Elegance personified: New life for a neglected but still imposing retail/office space

The building was in such disrepair that much of the reconstruction budget had to go toward structural, mechanical, and electrical infrastructure improvements.

November 17, 2017 |

Pittsburgh’s Union Trust Building occupies an entire city block, rising to 237 feet. Two Flemish-Gothic “chapels” on the roof house the building’s mechanical components. Photo: © Robert Benson.

The Union Trust Building, commissioned by coal magnate Henry Clay Frick and completed in 1917, originally was a 240-store shopping arcade with 700 offices on its upper floors.

This 11-story Flemish-Gothic–style building has had several owners. The latest, Pittsburgh native Jon Davis, CEO of The Davis Companies, paid $14 million in 2014 with the intention of revitalizing it into an amenities-rich commercial center.

The building was in such disrepair that much of the reconstruction budget had to go toward structural, mechanical, and electrical infrastructure improvements that included opening up deep floor plates and removing valances on windows (added long after the building first opened) to let in more daylight.

The limestone exterior was cleaned. The leaking mansard roof was repaired and restored. A new rooftop cooling system, hidden by a contemporary screen, was installed. Ten passenger elevators and two freight elevators were modernized.

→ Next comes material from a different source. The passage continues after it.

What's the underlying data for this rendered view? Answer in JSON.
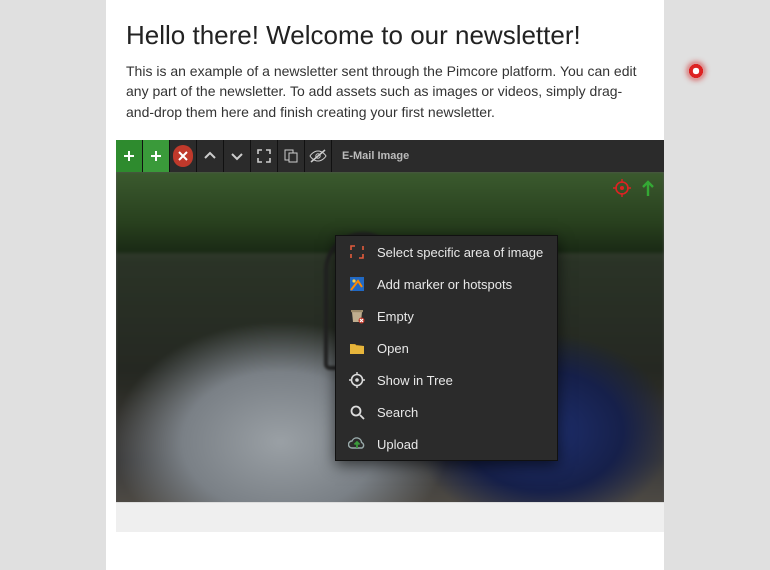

Cross axes that emanate from a central rotunda split Union Trust’s cruciform-shaped design into four quadrants. The interior features a grand atrium topped by a Tiffany glass dome measuring 40 feet in diameter. The project team relit the dome to draw eyes upward. The rotunda, now with comfortable seating, serves as a greeting area for office tenants; it can also be rented for events.

More than 19,000 sf of New Zealand wool carpet was laid throughout the building, with color changes on different floors that coordinate with 30 pieces of art that were commissioned for the building.

Amenities include a new fitness center, a renovated seminar room and breakout area, a marketing center, and a concierge desk in the lobby. Parking for 190 vehicles was added in the basement and sub-basement. The National Park Service allowed for the addition of glass canopies at the exterior entries and exposed ductwork to achieve higher interior ceiling heights.

 

Project Summary

 

Gold Award Winner

Building Team: Elkus Manfredi Architects (submitting firm, design/interior architect) The Davis Companies (developer) Perfido Weiskopf Wagstaff + Goettel (executive architect) Wessling Architects (exterior restoration architect) Atlantic Engineering Services (SE) AHA Consulting Engineers (MEP) Van Duesen & Associates (elevator consultant) Heritage Consulting Group (preservation consultant) Powers & Company (historic preservation) Mascaro Construction (GC).

Details: 666,993 sf. Construction cost: Confidential. Construction time: May 2014 to November 2016. Delivery method: Design-bid-build.

 

See all of the 2017 Reconstruction Award winners here

Overlay Init